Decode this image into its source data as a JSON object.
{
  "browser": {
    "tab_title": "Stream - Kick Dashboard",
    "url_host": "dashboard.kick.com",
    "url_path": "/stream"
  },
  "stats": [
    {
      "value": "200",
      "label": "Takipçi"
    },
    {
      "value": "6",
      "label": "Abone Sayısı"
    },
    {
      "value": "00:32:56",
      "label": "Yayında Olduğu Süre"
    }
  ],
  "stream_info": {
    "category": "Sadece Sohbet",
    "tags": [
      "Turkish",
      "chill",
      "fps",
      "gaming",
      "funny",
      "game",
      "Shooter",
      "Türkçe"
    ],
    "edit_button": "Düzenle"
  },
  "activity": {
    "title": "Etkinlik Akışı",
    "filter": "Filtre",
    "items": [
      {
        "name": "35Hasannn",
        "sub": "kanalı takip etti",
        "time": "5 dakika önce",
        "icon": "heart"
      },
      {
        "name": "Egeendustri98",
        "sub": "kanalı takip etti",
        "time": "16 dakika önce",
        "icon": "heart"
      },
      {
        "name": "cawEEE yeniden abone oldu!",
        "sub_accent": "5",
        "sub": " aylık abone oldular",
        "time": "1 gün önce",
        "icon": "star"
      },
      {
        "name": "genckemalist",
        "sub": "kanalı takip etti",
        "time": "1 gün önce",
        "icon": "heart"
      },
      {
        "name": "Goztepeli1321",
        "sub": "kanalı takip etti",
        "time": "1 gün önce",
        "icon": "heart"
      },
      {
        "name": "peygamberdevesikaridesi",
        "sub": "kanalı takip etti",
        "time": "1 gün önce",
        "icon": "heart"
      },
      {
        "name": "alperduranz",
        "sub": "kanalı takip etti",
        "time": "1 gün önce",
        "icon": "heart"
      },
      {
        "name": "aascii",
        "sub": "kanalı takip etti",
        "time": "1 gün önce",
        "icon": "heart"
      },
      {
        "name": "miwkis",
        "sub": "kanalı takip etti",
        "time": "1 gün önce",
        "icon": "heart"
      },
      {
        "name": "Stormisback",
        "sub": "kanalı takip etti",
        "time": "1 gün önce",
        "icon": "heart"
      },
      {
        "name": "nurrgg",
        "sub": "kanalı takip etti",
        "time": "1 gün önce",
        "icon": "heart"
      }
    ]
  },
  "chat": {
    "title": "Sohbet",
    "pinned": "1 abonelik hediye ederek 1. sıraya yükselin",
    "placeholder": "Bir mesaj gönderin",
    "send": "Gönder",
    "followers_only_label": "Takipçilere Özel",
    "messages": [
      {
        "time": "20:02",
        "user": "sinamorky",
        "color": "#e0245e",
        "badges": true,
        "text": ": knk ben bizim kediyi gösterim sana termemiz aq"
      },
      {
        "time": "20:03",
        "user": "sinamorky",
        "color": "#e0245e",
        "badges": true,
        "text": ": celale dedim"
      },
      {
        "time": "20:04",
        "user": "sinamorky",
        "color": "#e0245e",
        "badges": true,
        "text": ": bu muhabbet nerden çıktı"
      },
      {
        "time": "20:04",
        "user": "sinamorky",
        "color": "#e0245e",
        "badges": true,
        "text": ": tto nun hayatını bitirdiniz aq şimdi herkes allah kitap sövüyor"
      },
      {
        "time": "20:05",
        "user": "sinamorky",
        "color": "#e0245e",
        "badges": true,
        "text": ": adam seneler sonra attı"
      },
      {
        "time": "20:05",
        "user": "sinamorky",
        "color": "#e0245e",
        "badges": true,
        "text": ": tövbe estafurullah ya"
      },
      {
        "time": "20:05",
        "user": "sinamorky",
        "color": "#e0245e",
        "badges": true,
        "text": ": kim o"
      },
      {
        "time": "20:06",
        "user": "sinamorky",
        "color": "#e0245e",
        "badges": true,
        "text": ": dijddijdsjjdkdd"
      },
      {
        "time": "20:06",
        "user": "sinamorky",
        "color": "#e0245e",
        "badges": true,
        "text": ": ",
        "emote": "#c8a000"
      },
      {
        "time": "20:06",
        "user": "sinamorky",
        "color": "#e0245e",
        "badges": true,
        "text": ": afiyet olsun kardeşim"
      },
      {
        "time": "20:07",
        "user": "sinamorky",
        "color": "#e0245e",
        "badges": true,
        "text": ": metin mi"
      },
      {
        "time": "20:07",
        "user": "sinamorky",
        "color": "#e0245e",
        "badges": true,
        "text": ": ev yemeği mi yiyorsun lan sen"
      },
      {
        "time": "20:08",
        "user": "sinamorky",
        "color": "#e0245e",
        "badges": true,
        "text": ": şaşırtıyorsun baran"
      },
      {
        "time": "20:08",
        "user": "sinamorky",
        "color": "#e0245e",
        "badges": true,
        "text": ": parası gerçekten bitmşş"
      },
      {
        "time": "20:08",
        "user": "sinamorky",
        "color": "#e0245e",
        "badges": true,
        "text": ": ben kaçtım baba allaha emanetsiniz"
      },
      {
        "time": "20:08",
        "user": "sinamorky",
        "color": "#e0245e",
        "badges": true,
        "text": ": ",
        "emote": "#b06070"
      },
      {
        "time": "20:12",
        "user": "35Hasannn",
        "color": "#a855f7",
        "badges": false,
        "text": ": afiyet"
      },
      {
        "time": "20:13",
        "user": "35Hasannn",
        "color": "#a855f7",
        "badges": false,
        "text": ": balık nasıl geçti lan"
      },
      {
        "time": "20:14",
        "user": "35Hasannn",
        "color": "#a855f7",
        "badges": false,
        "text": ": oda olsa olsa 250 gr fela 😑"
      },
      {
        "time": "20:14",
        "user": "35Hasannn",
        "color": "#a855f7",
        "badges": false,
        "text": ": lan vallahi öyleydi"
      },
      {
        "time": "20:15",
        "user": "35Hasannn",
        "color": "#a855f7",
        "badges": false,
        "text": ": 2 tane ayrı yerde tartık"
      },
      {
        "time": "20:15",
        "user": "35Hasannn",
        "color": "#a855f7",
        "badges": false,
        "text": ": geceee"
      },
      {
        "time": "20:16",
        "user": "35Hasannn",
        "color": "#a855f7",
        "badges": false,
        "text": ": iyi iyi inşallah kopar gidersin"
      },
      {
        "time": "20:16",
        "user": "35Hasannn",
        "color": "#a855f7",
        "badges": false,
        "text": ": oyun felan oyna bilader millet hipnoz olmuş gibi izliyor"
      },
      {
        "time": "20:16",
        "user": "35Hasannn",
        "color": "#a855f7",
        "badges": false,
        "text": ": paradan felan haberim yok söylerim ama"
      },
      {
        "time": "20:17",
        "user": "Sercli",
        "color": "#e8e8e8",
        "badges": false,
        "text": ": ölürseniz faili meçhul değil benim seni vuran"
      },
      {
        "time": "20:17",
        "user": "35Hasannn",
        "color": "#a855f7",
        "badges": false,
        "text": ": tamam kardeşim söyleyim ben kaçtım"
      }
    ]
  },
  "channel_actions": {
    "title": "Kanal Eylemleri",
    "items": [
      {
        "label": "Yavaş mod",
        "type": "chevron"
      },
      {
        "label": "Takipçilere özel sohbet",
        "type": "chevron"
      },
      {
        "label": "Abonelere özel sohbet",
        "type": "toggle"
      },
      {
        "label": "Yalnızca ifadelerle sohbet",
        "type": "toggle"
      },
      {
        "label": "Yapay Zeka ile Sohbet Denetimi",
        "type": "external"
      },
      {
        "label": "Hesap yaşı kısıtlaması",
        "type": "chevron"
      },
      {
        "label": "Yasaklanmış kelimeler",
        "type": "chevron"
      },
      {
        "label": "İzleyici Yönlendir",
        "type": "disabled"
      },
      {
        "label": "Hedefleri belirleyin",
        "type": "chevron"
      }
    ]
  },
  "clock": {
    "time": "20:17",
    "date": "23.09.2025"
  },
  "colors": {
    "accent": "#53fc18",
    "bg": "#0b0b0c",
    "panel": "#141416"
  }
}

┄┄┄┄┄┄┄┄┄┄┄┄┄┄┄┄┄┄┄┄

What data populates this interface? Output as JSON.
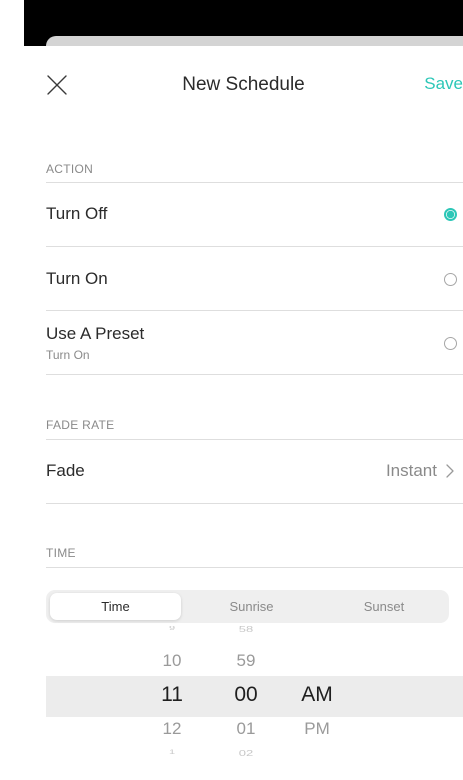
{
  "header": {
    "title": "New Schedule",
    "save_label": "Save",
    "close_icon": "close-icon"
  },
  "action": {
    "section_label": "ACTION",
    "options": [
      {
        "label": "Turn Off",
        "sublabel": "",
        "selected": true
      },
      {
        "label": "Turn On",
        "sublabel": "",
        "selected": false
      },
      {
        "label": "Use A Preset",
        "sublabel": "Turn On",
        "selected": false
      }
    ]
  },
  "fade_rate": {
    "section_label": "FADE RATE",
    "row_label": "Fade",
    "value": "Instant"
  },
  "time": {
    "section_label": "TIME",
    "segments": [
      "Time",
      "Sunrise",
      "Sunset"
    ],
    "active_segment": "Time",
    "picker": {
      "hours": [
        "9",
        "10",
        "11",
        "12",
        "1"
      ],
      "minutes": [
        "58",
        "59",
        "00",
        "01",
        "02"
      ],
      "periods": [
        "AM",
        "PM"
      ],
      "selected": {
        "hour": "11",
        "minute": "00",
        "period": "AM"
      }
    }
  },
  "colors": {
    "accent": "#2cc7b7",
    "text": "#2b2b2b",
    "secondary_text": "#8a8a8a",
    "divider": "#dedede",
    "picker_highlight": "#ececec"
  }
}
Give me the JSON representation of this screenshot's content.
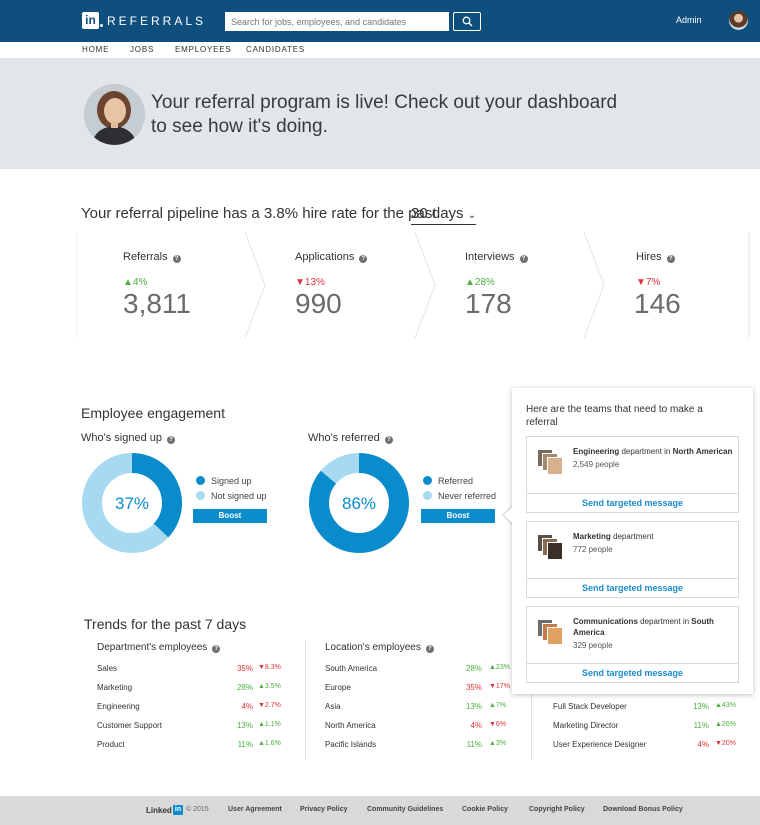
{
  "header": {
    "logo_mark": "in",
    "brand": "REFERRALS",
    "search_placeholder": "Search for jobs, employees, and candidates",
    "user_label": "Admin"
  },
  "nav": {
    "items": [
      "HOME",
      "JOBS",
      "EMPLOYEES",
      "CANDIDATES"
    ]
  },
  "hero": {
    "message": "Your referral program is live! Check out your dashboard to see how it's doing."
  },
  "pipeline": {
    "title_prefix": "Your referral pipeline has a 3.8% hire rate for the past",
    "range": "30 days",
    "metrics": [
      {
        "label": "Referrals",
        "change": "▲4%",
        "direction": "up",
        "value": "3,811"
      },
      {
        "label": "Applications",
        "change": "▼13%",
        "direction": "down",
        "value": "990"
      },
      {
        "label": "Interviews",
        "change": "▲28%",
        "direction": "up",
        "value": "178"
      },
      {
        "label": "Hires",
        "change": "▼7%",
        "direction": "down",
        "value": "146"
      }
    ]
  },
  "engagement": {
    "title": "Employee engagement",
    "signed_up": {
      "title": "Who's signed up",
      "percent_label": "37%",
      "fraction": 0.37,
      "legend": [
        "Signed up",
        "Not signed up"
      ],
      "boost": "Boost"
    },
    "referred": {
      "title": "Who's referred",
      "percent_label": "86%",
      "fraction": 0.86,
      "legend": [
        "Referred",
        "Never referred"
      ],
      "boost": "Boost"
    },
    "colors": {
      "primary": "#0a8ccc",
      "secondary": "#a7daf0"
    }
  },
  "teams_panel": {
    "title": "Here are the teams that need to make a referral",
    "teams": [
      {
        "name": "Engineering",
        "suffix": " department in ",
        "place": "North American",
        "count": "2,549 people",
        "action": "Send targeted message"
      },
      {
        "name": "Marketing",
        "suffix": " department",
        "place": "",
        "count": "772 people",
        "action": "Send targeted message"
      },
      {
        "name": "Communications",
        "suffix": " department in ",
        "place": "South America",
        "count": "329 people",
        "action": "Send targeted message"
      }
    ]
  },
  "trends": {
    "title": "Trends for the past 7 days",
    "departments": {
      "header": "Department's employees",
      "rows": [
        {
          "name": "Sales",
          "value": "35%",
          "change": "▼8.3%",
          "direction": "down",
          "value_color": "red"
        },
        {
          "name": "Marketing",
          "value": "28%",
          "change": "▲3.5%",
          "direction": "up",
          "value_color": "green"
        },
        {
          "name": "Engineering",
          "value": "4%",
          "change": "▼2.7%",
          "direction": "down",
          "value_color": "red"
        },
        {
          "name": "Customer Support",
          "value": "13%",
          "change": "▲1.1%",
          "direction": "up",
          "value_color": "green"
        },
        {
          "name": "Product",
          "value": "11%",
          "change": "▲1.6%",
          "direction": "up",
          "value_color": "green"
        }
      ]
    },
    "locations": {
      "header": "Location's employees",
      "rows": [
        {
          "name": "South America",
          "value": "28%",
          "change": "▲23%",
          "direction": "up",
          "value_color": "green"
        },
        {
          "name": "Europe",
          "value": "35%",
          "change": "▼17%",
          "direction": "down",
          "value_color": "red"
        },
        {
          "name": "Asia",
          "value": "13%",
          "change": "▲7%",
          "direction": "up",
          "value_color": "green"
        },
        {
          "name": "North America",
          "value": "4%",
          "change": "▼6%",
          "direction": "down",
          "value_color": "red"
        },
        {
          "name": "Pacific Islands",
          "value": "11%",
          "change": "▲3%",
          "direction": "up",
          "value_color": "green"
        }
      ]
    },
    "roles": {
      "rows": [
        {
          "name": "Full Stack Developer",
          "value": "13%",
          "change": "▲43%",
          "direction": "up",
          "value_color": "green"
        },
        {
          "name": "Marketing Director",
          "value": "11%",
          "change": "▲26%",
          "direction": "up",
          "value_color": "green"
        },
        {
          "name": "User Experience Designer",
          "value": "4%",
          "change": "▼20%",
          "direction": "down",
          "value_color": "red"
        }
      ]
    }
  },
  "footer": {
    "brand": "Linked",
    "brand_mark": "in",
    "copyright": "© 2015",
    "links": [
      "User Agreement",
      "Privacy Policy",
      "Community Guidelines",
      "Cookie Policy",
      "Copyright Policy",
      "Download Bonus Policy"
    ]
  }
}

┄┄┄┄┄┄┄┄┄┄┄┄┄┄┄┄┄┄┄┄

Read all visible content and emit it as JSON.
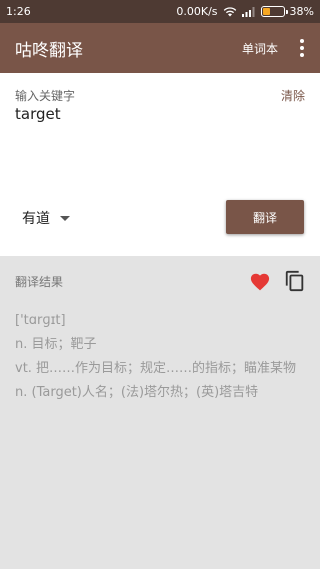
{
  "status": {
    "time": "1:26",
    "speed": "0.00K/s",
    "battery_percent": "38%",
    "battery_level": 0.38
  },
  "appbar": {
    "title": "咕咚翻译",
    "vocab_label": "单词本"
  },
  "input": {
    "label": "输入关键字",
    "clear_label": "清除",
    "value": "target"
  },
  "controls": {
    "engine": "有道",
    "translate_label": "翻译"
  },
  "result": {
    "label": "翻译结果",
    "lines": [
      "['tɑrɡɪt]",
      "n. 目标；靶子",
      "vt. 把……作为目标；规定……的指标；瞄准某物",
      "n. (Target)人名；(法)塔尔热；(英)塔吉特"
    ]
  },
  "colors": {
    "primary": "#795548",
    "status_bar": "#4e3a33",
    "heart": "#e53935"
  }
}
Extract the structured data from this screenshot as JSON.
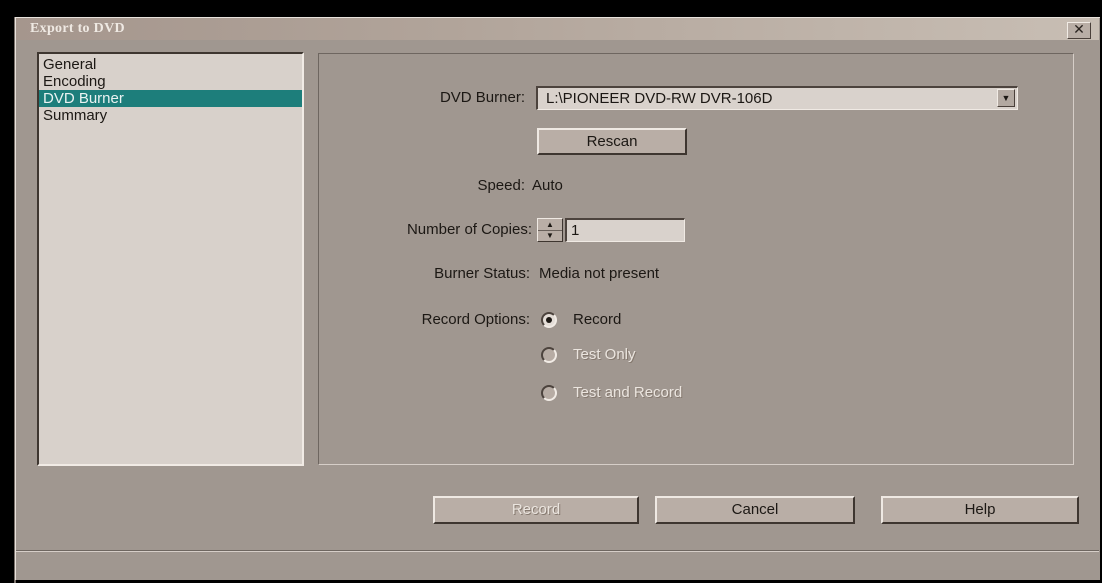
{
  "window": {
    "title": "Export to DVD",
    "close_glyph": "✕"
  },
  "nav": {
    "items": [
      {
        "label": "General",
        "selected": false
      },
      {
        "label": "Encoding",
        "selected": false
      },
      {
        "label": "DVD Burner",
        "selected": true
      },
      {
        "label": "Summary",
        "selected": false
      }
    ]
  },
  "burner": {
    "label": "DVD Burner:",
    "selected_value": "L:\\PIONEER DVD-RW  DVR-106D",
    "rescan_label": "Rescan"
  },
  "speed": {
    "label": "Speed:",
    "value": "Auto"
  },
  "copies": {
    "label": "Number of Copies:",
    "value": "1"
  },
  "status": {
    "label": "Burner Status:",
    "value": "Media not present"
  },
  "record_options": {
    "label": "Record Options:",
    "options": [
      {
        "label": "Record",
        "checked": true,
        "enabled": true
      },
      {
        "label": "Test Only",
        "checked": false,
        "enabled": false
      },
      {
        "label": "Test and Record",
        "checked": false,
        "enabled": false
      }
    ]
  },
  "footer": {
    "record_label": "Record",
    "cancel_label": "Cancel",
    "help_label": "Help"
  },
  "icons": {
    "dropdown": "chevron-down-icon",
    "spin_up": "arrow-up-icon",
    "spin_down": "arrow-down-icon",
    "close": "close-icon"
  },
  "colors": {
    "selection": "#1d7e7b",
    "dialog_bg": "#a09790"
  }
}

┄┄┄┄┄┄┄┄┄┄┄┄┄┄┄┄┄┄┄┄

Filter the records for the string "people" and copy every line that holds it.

        "count": "2,549 people",
        "count": "772 people",
        "count": "329 people",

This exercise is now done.